* BRIEF
Repeat the records below exactly.

[Component data from apps and pages]
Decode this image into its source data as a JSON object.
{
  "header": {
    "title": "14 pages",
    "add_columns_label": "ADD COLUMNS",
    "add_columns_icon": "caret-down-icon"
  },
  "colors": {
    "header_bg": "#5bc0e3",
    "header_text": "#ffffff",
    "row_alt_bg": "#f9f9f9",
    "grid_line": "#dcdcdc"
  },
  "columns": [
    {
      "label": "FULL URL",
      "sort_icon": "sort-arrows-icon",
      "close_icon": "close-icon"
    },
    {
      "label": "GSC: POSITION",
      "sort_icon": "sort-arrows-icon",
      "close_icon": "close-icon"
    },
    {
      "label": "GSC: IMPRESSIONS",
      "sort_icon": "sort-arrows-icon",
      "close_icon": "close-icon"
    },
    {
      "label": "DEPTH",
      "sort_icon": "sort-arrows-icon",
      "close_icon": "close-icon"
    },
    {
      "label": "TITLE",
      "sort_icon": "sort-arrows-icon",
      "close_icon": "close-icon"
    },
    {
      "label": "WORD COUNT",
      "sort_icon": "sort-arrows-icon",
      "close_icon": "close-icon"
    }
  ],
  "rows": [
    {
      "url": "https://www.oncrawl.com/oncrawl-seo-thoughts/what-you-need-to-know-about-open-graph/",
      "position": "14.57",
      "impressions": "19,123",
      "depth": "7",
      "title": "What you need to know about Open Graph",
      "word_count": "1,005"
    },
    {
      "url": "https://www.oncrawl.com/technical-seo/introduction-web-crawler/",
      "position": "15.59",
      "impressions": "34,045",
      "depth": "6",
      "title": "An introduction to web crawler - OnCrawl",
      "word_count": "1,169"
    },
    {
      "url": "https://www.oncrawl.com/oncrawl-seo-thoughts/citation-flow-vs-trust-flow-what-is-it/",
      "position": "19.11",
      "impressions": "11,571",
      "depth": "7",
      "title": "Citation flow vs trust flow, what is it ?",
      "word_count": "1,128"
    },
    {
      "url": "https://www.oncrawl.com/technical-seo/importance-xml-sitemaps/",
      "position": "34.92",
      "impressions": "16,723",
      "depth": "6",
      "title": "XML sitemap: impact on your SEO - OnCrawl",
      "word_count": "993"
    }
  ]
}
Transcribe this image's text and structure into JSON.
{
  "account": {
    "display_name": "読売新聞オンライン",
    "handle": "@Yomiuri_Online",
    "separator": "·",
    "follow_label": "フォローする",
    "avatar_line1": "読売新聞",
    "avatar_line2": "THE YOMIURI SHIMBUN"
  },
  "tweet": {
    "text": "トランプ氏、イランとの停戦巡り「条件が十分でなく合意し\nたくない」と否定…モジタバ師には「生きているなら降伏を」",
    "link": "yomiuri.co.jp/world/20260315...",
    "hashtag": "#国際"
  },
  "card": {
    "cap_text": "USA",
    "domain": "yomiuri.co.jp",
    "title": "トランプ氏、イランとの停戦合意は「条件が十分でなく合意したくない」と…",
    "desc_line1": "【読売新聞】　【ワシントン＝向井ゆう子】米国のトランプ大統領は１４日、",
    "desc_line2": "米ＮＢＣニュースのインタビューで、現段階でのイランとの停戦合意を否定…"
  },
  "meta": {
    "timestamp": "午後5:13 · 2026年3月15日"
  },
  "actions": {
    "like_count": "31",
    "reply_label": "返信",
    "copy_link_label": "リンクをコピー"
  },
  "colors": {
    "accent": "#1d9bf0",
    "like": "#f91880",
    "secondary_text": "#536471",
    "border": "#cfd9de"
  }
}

* ANSWER BELOW
Decode this image into its source data as a JSON object.
{
  "header": {
    "title": "14 pages",
    "add_columns_label": "ADD COLUMNS",
    "add_columns_icon": "caret-down-icon"
  },
  "colors": {
    "header_bg": "#5bc0e3",
    "header_text": "#ffffff",
    "row_alt_bg": "#f9f9f9",
    "grid_line": "#dcdcdc"
  },
  "columns": [
    {
      "label": "FULL URL",
      "sort_icon": "sort-arrows-icon",
      "close_icon": "close-icon"
    },
    {
      "label": "GSC: POSITION",
      "sort_icon": "sort-arrows-icon",
      "close_icon": "close-icon"
    },
    {
      "label": "GSC: IMPRESSIONS",
      "sort_icon": "sort-arrows-icon",
      "close_icon": "close-icon"
    },
    {
      "label": "DEPTH",
      "sort_icon": "sort-arrows-icon",
      "close_icon": "close-icon"
    },
    {
      "label": "TITLE",
      "sort_icon": "sort-arrows-icon",
      "close_icon": "close-icon"
    },
    {
      "label": "WORD COUNT",
      "sort_icon": "sort-arrows-icon",
      "close_icon": "close-icon"
    }
  ],
  "rows": [
    {
      "url": "https://www.oncrawl.com/oncrawl-seo-thoughts/what-you-need-to-know-about-open-graph/",
      "position": "14.57",
      "impressions": "19,123",
      "depth": "7",
      "title": "What you need to know about Open Graph",
      "word_count": "1,005"
    },
    {
      "url": "https://www.oncrawl.com/technical-seo/introduction-web-crawler/",
      "position": "15.59",
      "impressions": "34,045",
      "depth": "6",
      "title": "An introduction to web crawler - OnCrawl",
      "word_count": "1,169"
    },
    {
      "url": "https://www.oncrawl.com/oncrawl-seo-thoughts/citation-flow-vs-trust-flow-what-is-it/",
      "position": "19.11",
      "impressions": "11,571",
      "depth": "7",
      "title": "Citation flow vs trust flow, what is it ?",
      "word_count": "1,128"
    },
    {
      "url": "https://www.oncrawl.com/technical-seo/importance-xml-sitemaps/",
      "position": "34.92",
      "impressions": "16,723",
      "depth": "6",
      "title": "XML sitemap: impact on your SEO - OnCrawl",
      "word_count": "993"
    }
  ]
}
Transcribe this image's text and structure into JSON.
{
  "account": {
    "display_name": "読売新聞オンライン",
    "handle": "@Yomiuri_Online",
    "separator": "·",
    "follow_label": "フォローする",
    "avatar_line1": "読売新聞",
    "avatar_line2": "THE YOMIURI SHIMBUN"
  },
  "tweet": {
    "text": "トランプ氏、イランとの停戦巡り「条件が十分でなく合意し\nたくない」と否定…モジタバ師には「生きているなら降伏を」",
    "link": "yomiuri.co.jp/world/20260315...",
    "hashtag": "#国際"
  },
  "card": {
    "cap_text": "USA",
    "domain": "yomiuri.co.jp",
    "title": "トランプ氏、イランとの停戦合意は「条件が十分でなく合意したくない」と…",
    "desc_line1": "【読売新聞】　【ワシントン＝向井ゆう子】米国のトランプ大統領は１４日、",
    "desc_line2": "米ＮＢＣニュースのインタビューで、現段階でのイランとの停戦合意を否定…"
  },
  "meta": {
    "timestamp": "午後5:13 · 2026年3月15日"
  },
  "actions": {
    "like_count": "31",
    "reply_label": "返信",
    "copy_link_label": "リンクをコピー"
  },
  "colors": {
    "accent": "#1d9bf0",
    "like": "#f91880",
    "secondary_text": "#536471",
    "border": "#cfd9de"
  }
}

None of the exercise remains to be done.